NGSS Early Implementer

In 2015 CSTA began to publish a series of articles written by teachers participating in the California NGSS k-8 Early Implementation Initiative. This article was written by an educator(s) participating in the initiative. CSTA thanks them for their contributions and for sharing their experience with the science teaching community.

CSTA Is Now Accepting Nominations for Board Members

Posted: Friday, November 17th, 2017

Current, incoming, and outgoing CSTA Board of Directors at June 3, 2017 meeting.

Updated 7:25 pm, Nov. 17, 2017

It’s that time of year when CSTA is looking for dedicated and qualified persons to fill the upcoming vacancies on its Board of Directors. This opportunity allows you to help shape the policy and determine the path that the Board will take in the new year. There are time and energy commitments, but that is far outweighed by the personal satisfaction of knowing that you are an integral part of an outstanding professional educational organization, dedicated to the support and guidance of California’s science teachers. You will also have the opportunity to help CSTA review and support legislation that benefits good science teaching and teachers.

Right now is an exciting time to be involved at the state level in the California Science Teachers Association. The CSTA Board of Directors is currently involved in implementing the Next Generations Science Standards and its strategic plan. If you are interested in serving on the CSTA Board of Directors, now is the time to submit your name for consideration. Learn More…

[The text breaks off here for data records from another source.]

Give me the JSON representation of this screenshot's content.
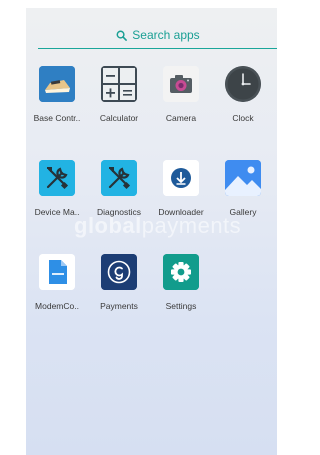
{
  "search": {
    "placeholder": "Search apps",
    "icon": "search-icon",
    "accent_color": "#1a9f94"
  },
  "wallpaper": {
    "brand_regular_left": "global",
    "brand_regular_right": "payments"
  },
  "apps": [
    {
      "label": "Base Contr..",
      "icon": "base-control-icon"
    },
    {
      "label": "Calculator",
      "icon": "calculator-icon"
    },
    {
      "label": "Camera",
      "icon": "camera-icon"
    },
    {
      "label": "Clock",
      "icon": "clock-icon"
    },
    {
      "label": "Device Ma..",
      "icon": "device-manager-icon"
    },
    {
      "label": "Diagnostics",
      "icon": "diagnostics-icon"
    },
    {
      "label": "Downloader",
      "icon": "downloader-icon"
    },
    {
      "label": "Gallery",
      "icon": "gallery-icon"
    },
    {
      "label": "ModemCo..",
      "icon": "modem-config-icon"
    },
    {
      "label": "Payments",
      "icon": "payments-icon"
    },
    {
      "label": "Settings",
      "icon": "settings-icon"
    }
  ]
}
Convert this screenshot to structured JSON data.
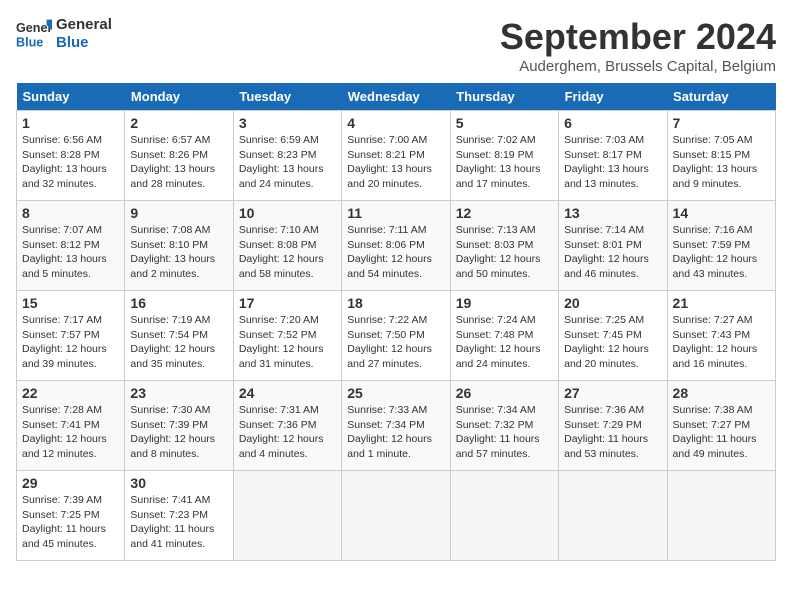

Written by California Science Teachers Association

California Science Teachers Association

CSTA represents science educators statewide—in every science discipline at every grade level, Kindergarten through University.

Expanding Your Definition of Informal Science Education

Posted: Wednesday, November 15th, 2017

by Lori Walsh

When deciding on a field trip, zoos, aquariums and science centers typically come to mind. These facilities offer students hands-on opportunities to make science observations using inquiry. Teachers can schedule standards aligned workshops or self-guided visits. If your students have already visited these facilities, you can broaden your options by exploring the larger world of Informal Science Education. Nature centers, non-profits, and environmental groups often also offer NGSS aligned programs in the natural setting. Your students can discover the local environment while making memorable experiences. Learn More…

Written by Lori Walsh

Lori Walsh

Lori Walsh is the Education/Operations Supervisor at SEA LIFE Aquarium at LEGOLAND California Resort and Informal Science Director for CSTA.